The Race of Time
by Herschel Baker
University of Toronto, 128 pp., $3.75
Paradoxia Epidemica: The Renaissance Tradition of Paradox
by Rosalie L. Colie
Princeton, 573 pp., $12.50
The Earthly Paradise and the Renaissance Epic
by A. Bartlett Giamatti
Princeton, 380 pp., $8.50
Modern advance in the study of Renaissance historiography has concentrated mainly on Italy; the application of its results to English Renaissance historiography and literature has been curiously long delayed. This is strange, since the tracing of rhetorical themes in the English Renaissance has grown in recent years into a formidable output of studies. In this enthusiasm for rhetoric it seems to have been forgotten that history as developed in the Italian Renaissance was itself a branch of rhetoric allied to moral philosophy; that arising out of the emphasis on history there arose new schools of historical thought which transformed the old assumptions; that of all the Renaissance themes adopted in England in the sixteenth century the new emphasis on history was one of the most prominent. In England the old style of chronicle history still held the field throughout the century though humanist influences came flowing in. Hall and Holinshed are chroniclers; a humanist educator, like Ascham, advises study of ancient historians for their style, and Thomas Elyot in The Governour and Walter Raleigh in his History of the World quote Cicero on the moral value of history. Humanist emphasis on exemplarism—on history as moral philosophy teaching right conduct by taking historical personages as examples of virtues and vices (this was of course also a medieval tradition)—was taken for granted, and humanist imitation of ancient historians flourished. How far the more advanced types of critical historical thinking really penetrated English theory or practice in the period is a moot question.

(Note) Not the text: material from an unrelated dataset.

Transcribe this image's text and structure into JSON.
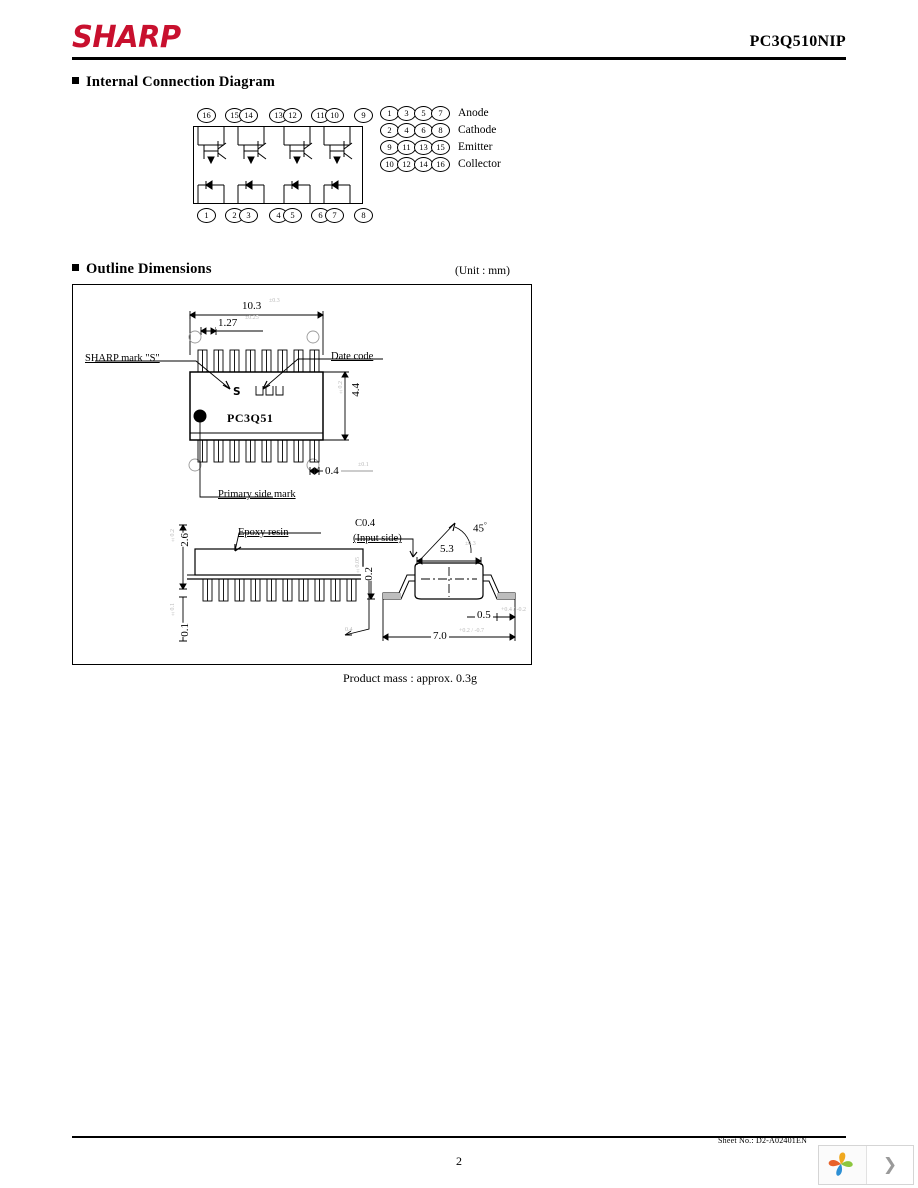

In his lectures at Toronto, now published as The Race of Time, Herschel Baker attacks the subject of English Renaissance historiography through studying three main themes, illustrated from a very wide range of reading. Among the many historians discussed or quoted are Holinshed, Speed, Camden, Selden, Thomas More, Cotton, Hakewill, Raleigh, Francis Bacon, and Milton. First he emphasizes that the Renaissance historian was concerned to find the “truth” of history when it followed, since truths differed from opinions, that history tended to be strongly propagandist. Next he proves that the exemplarist view of history was dominant. Finally he discusses the “Form of History” and finds that there was a growing dissatisfaction with traditional historical methods and a search for new approaches. He has skillfully organized his rich material to make these three points, and the points themselves are well chosen and fundamental.
THE “TRUTH” OF HISTORY which had to be set forth under the Tudor dynasty was the truth of the providential rise to power of the Tudors. All English chronicles must move towards this end; if they deviated from it, the censorship stepped in. We hardly yet realize the power of the censorship in Tudor England; as applied to history writing it was devastating; Baker mentions the case of Fulke Greville, who aspired to write a history of the reign of Elizabeth but was denied access to the records by Cecil. The great official propagandist history was John Foxe’s Acts and Monuments, basically a chronicle history …